The Chattogram Customs Bond Commissionerate halted the licence of Halda Enterprise and locked its business identification number in 2013 on charges of bond facility manipulation.
According to the bond commissionerate, Halda Enterprise — a garment accessories importer — illegally moved elsewhere the imported raw materials that had been brought under the bond facilities and meant for bonded warehouse storing. The importer thus evaded paying Tk1.92 crore in customs duty.
Subsequently, the business entity filed a writ with the High Court challenging the tax claim. The writ is still pending in court even though eight years have passed, with the realisation of around Tk2 crore revenue caught in a legal quagmire.
Halda is just one example among many, since more than Tk4,792.14 crore is stuck in 9,283 cases filed by the Chattogram Customs House, Chattogram Customs, Excise & VAT Commissionerate and Chattogram Customs Bond Commissionerate.
The cases are awaiting disposal with the revenue officers, appellate tribunal, High Court and Appellate Division. Trials in some of the cases have been ongoing for 15 to 25 years, while new customs disputes are added to the total number of lawsuits every year.

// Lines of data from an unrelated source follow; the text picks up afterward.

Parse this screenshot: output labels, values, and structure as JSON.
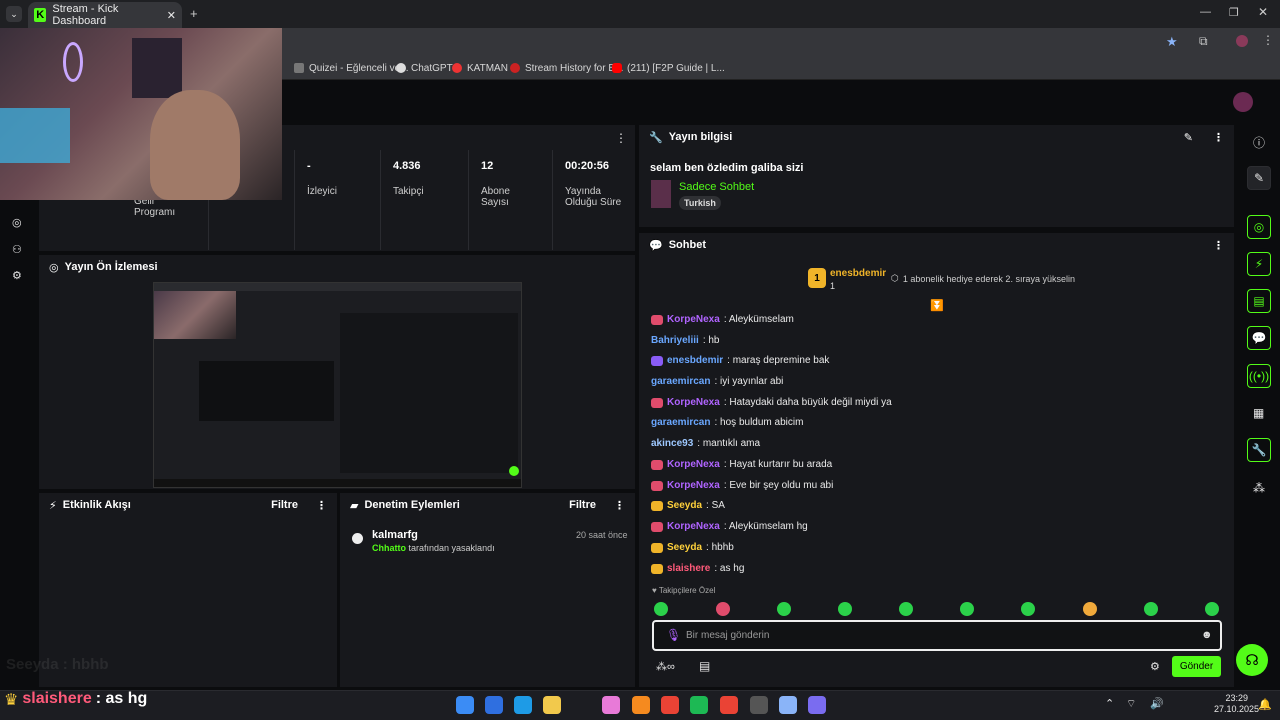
{
  "browser": {
    "tab_title": "Stream - Kick Dashboard",
    "bookmarks": [
      "Quizei - Eğlenceli ve...",
      "ChatGPT",
      "KATMAN",
      "Stream History for B...",
      "(211) [F2P Guide | L..."
    ]
  },
  "stats": [
    {
      "value": "",
      "label": "Gelir Programı"
    },
    {
      "value": "-",
      "label": "İzleyici"
    },
    {
      "value": "4.836",
      "label": "Takipçi"
    },
    {
      "value": "12",
      "label": "Abone Sayısı"
    },
    {
      "value": "00:20:56",
      "label": "Yayında Olduğu Süre"
    }
  ],
  "preview": {
    "title": "Yayın Ön İzlemesi"
  },
  "activity": {
    "title": "Etkinlik Akışı",
    "filter": "Filtre"
  },
  "moderation": {
    "title": "Denetim Eylemleri",
    "filter": "Filtre",
    "item": {
      "user": "kalmarfg",
      "by": "Chhatto",
      "action": "tarafından yasaklandı",
      "time": "20 saat önce"
    }
  },
  "stream_info": {
    "title": "Yayın bilgisi",
    "stream_title": "selam ben özledim galiba sizi",
    "category": "Sadece Sohbet",
    "language": "Turkish"
  },
  "chat": {
    "title": "Sohbet",
    "pinned_user": "enesbdemir",
    "pinned_count": "1",
    "gift_text": "1 abonelik hediye ederek 2. sıraya yükselin",
    "messages": [
      {
        "user": "KorpeNexa",
        "color": "#b064ff",
        "text": ": Aleykümselam"
      },
      {
        "user": "Bahriyeliii",
        "color": "#6aa7ff",
        "text": ": hb"
      },
      {
        "user": "enesbdemir",
        "color": "#6aa7ff",
        "text": ": maraş depremine bak"
      },
      {
        "user": "garaemircan",
        "color": "#6aa7ff",
        "text": ": iyi yayınlar abi"
      },
      {
        "user": "KorpeNexa",
        "color": "#b064ff",
        "text": ": Hataydaki daha büyük değil miydi ya"
      },
      {
        "user": "garaemircan",
        "color": "#6aa7ff",
        "text": ": hoş buldum abicim"
      },
      {
        "user": "akince93",
        "color": "#9ec8ff",
        "text": ": mantıklı ama"
      },
      {
        "user": "KorpeNexa",
        "color": "#b064ff",
        "text": ": Hayat kurtarır bu arada"
      },
      {
        "user": "KorpeNexa",
        "color": "#b064ff",
        "text": ": Eve bir şey oldu mu abi"
      },
      {
        "user": "Seeyda",
        "color": "#ffd13b",
        "text": ": SA"
      },
      {
        "user": "KorpeNexa",
        "color": "#b064ff",
        "text": ": Aleykümselam hg"
      },
      {
        "user": "Seeyda",
        "color": "#ffd13b",
        "text": ": hbhb"
      },
      {
        "user": "slaishere",
        "color": "#ff5a7a",
        "text": ": as hg"
      }
    ],
    "followers_only": "Takipçilere Özel",
    "input_placeholder": "Bir mesaj gönderin",
    "send_label": "Gönder"
  },
  "overlay": {
    "line1": "Seeyda : hbhb",
    "line2_user": "slaishere",
    "line2_text": ": as hg"
  },
  "taskbar": {
    "time": "23:29",
    "date": "27.10.2025"
  }
}
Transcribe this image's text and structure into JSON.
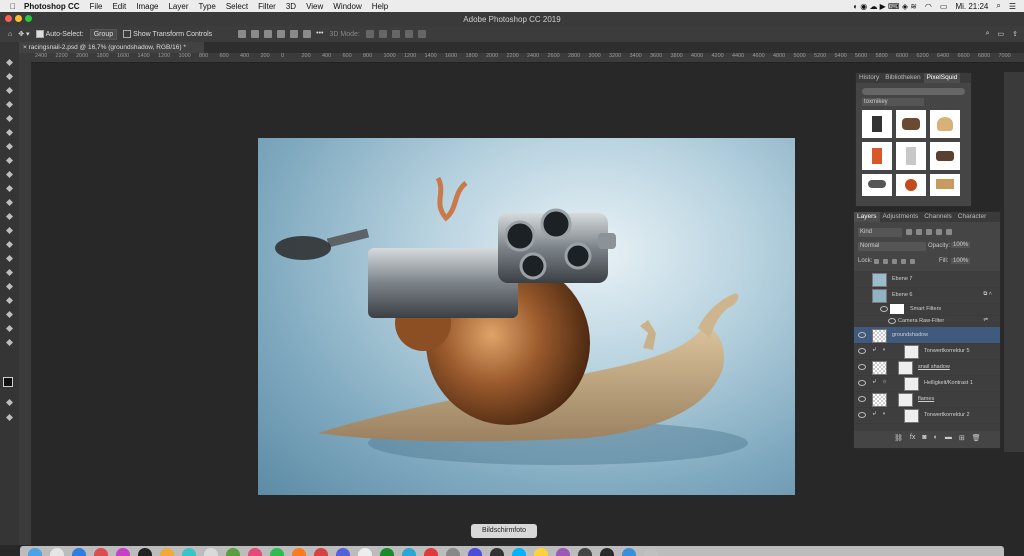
{
  "menubar": {
    "app_name": "Photoshop CC",
    "items": [
      "File",
      "Edit",
      "Image",
      "Layer",
      "Type",
      "Select",
      "Filter",
      "3D",
      "View",
      "Window",
      "Help"
    ],
    "clock": "Mi. 21:24"
  },
  "window": {
    "title": "Adobe Photoshop CC 2019"
  },
  "options": {
    "auto_select_label": "Auto-Select:",
    "auto_select_value": "Group",
    "transform_label": "Show Transform Controls",
    "mode_label": "3D Mode:"
  },
  "document": {
    "tab_label": "racingsnail-2.psd @ 16,7% (groundshadow, RGB/16) *"
  },
  "ruler": {
    "ticks": [
      "2400",
      "2200",
      "2000",
      "1800",
      "1600",
      "1400",
      "1200",
      "1000",
      "800",
      "600",
      "400",
      "200",
      "0",
      "200",
      "400",
      "600",
      "800",
      "1000",
      "1200",
      "1400",
      "1600",
      "1800",
      "2000",
      "2200",
      "2400",
      "2600",
      "2800",
      "3000",
      "3200",
      "3400",
      "3600",
      "3800",
      "4000",
      "4200",
      "4400",
      "4600",
      "4800",
      "5000",
      "5200",
      "5400",
      "5600",
      "5800",
      "6000",
      "6200",
      "6400",
      "6600",
      "6800",
      "7000"
    ]
  },
  "pixelsquid": {
    "tabs": [
      "History",
      "Bibliotheken",
      "PixelSquid"
    ],
    "active_tab": "PixelSquid",
    "collection": "toxmikey"
  },
  "layers_panel": {
    "tabs": [
      "Layers",
      "Adjustments",
      "Channels",
      "Character"
    ],
    "active_tab": "Layers",
    "kind_label": "Kind",
    "blend_mode": "Normal",
    "opacity_label": "Opacity:",
    "opacity_value": "100%",
    "lock_label": "Lock:",
    "fill_label": "Fill:",
    "fill_value": "100%",
    "layers": [
      {
        "name": "Ebene 7",
        "visible": false
      },
      {
        "name": "Ebene 6",
        "visible": false
      },
      {
        "name": "Smart Filters",
        "visible": true
      },
      {
        "name": "Camera Raw-Filter",
        "visible": true
      },
      {
        "name": "groundshadow",
        "visible": true,
        "selected": true
      },
      {
        "name": "Tonwertkorrektur 5",
        "visible": true
      },
      {
        "name": "snail shadow",
        "visible": true
      },
      {
        "name": "Helligkeit/Kontrast 1",
        "visible": true
      },
      {
        "name": "flames",
        "visible": true
      },
      {
        "name": "Tonwertkorrektur 2",
        "visible": true
      }
    ]
  },
  "tooltip": "Bildschirmfoto",
  "colors": {
    "selection": "#3f5a7c",
    "panel": "#454545",
    "menubar": "#ececec"
  }
}
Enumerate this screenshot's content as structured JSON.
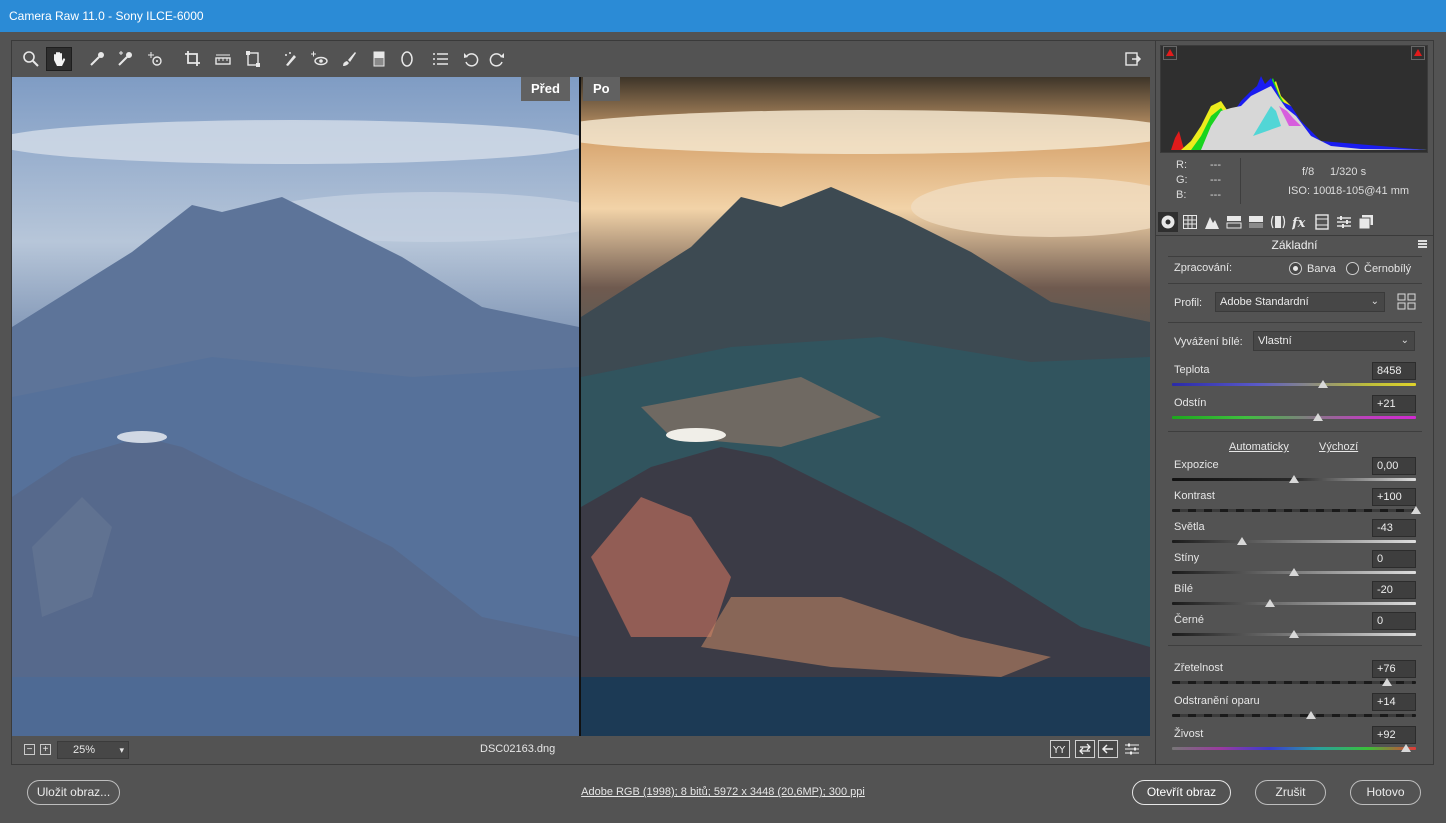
{
  "window": {
    "title": "Camera Raw 11.0  -  Sony ILCE-6000"
  },
  "toolbar": {
    "tools": [
      "zoom-tool-icon",
      "hand-tool-icon",
      "white-balance-tool-icon",
      "color-sampler-tool-icon",
      "targeted-adjustment-tool-icon",
      "crop-tool-icon",
      "straighten-tool-icon",
      "transform-tool-icon",
      "spot-removal-tool-icon",
      "red-eye-removal-tool-icon",
      "adjustment-brush-icon",
      "graduated-filter-icon",
      "radial-filter-icon",
      "preferences-list-icon",
      "rotate-left-icon",
      "rotate-right-icon"
    ],
    "active_tool": "hand-tool-icon"
  },
  "preview": {
    "before_label": "Před",
    "after_label": "Po"
  },
  "bottombar": {
    "zoom": "25%",
    "filename": "DSC02163.dng"
  },
  "histogram": {
    "readout": {
      "r_label": "R:",
      "g_label": "G:",
      "b_label": "B:",
      "r": "---",
      "g": "---",
      "b": "---",
      "aperture": "f/8",
      "shutter": "1/320 s",
      "iso": "ISO: 100",
      "lens": "18-105@41 mm"
    }
  },
  "panel": {
    "section_title": "Základní",
    "treatment": {
      "label": "Zpracování:",
      "color": "Barva",
      "bw": "Černobílý",
      "selected": "color"
    },
    "profile": {
      "label": "Profil:",
      "value": "Adobe Standardní"
    },
    "white_balance": {
      "label": "Vyvážení bílé:",
      "value": "Vlastní"
    },
    "auto_link": "Automaticky",
    "default_link": "Výchozí",
    "sliders": [
      {
        "name": "Teplota",
        "value": "8458",
        "pos": 0.62
      },
      {
        "name": "Odstín",
        "value": "+21",
        "pos": 0.6
      },
      {
        "name": "Expozice",
        "value": "0,00",
        "pos": 0.5
      },
      {
        "name": "Kontrast",
        "value": "+100",
        "pos": 1.0
      },
      {
        "name": "Světla",
        "value": "-43",
        "pos": 0.285
      },
      {
        "name": "Stíny",
        "value": "0",
        "pos": 0.5
      },
      {
        "name": "Bílé",
        "value": "-20",
        "pos": 0.4
      },
      {
        "name": "Černé",
        "value": "0",
        "pos": 0.5
      },
      {
        "name": "Zřetelnost",
        "value": "+76",
        "pos": 0.88
      },
      {
        "name": "Odstranění oparu",
        "value": "+14",
        "pos": 0.57
      },
      {
        "name": "Živost",
        "value": "+92",
        "pos": 0.96
      }
    ]
  },
  "footer": {
    "save_label": "Uložit obraz...",
    "workflow": "Adobe RGB (1998); 8 bitů; 5972 x 3448 (20,6MP); 300 ppi",
    "open_label": "Otevřít obraz",
    "cancel_label": "Zrušit",
    "done_label": "Hotovo"
  }
}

Top revenue officials have said businesses that resort to tax fraud often go to courts to delay the payments. The attitude results in long legal battles, with the cases mounting every year.
M Fakhrul Alam, chairman of Chattogram Customs House, said the national revenue board has proposed that the attorney general's office establish separate courts to settle customs disputes promptly.
"If the proposal gets the go-ahead, we will be able to cut into the case backlogs. The customs dedicated courts will be holding the hearings of multiple cases at a time," Fakhrul Alam said.
Mahbubul Alam, president of the Chattogram Chamber of Commerce and Industry, said businessmen also suffer due to the prolonged legal battles over customs disputes.
He said since the cases are not settled, businessmen have their money for advance tax getting stuck.
"Therefore, the cases should be disposed of promptly. This will benefit both the government and the business community," he commented.
Prof Md Salim Uddin, Chattogram University accounting teacher and also Islami Bank executive committee chairman, said:
"Many companies have their imported items released with bank guarantees. Earlier, there were irregularities in such cases as some businessmen showed the guarantees as fixed deposit receipts that would add interest if they could delay the customs payments."
The university teacher said prolonged legal battles over customs dues mostly benefit the businesses.
Akbar Hossain, commissioner of Chattogram Customs Excise and VAT Commissionerate, said a businessman can go up to the Appellate Division if he is not convinced by the decision of the VAT Commissionerate. And trials at the Vat Appellate Tribunal, then the High Court and ultimately at the Appellate Division prolong the disposal of cases.
Latifur Rahman Azim, first vice-president of the Bangladesh Garments Accessories & Packaging Manufacturers & Exporters Association, said the Chattogram bond commissionerate does not have an alternative dispute resolution (ADR) arrangement, though other customs offices have such ADR facilities.
"As a result, a businessman has no other option but to go to court if he is not convinced by the bond commissionerate customs claims," he added.
Contacted by The Business Standard, Halda Enterprise Managing Director Md Sarowar Alamgir said that the company is awaiting the HC verdict on the dispute.